"Did the earth move for you?". The question forms the alternate title for Julaine Stephenson's sound and movement piece the Seismophone. The work certainly contains shock impact it's interesting mechanical appearance drew one in but those foolish enough to play with it were barraged by unpleasant noise, sent the Seismophonic clattering in it's yaunic glass jar. Stephenson plays on the old metaphor of sexuality reduce to mechanical pseudoscience. However unsubtle the title the work itself is quite controlled in its sexual allusions.

The same could not be said for Rachel Brown's perverse doll. Looking like some mutant hermaphrodite drag queen Barbie with a bad case of dermatitis, the doll stands at the top of a flight of stairs bathed in light with the red carpet rolled out. Like many of the smaller more intimate works, the piece was pleasant discovery in an unexpected place. The work was a welcome relief; at least somebody was prepared to score laughs with a cheap kitsch gag that seemed to have some real world content. Some other works seemed to trip over themselves trying to be clever. Particularly guilty of this was the problematic Monitor. Grant Wylie's work was playfully interactive and almost as entertaining as a ride at science alive. I felt it suffered from an over emphasis on technical contrivances. It had the potential to be quite sinister if the work had been resolved with a tad more refinement, and equal emphasis on the visual design as much as technical concept.

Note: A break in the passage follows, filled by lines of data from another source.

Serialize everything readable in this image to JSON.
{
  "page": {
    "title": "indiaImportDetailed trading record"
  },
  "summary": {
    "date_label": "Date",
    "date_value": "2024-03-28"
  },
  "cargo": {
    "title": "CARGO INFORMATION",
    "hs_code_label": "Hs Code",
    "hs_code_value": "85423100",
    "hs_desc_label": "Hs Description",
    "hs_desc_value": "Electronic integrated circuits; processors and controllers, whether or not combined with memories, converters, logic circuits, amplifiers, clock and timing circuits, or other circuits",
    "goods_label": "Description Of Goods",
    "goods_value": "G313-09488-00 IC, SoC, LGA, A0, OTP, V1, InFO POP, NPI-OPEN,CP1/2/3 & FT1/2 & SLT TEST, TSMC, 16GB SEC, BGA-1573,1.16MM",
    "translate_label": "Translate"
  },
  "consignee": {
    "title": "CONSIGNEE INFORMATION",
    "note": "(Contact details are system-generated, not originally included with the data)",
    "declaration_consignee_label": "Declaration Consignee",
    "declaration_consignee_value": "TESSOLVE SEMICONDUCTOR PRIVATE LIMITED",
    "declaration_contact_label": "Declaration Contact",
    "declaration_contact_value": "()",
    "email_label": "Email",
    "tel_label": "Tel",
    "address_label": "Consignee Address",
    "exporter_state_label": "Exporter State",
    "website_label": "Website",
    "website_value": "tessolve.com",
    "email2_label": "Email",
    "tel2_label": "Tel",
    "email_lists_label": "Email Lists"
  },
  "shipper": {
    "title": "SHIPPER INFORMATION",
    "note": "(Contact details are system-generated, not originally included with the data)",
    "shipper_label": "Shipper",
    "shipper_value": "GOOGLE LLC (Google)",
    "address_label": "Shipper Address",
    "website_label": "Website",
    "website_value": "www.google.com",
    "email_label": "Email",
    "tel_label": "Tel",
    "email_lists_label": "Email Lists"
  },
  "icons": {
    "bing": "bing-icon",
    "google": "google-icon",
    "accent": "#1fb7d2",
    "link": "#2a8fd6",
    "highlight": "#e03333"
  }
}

It is intrinsically impossible sum up a collection of 23 artists work, all with their own tangents, however, a friend wryly commented that the show was like a retrospective of one artist's entire career. Perhaps that says something about the amount of mutual appreciation and criticism practised in the university fine arts department.

Nik Wright
20 August 1998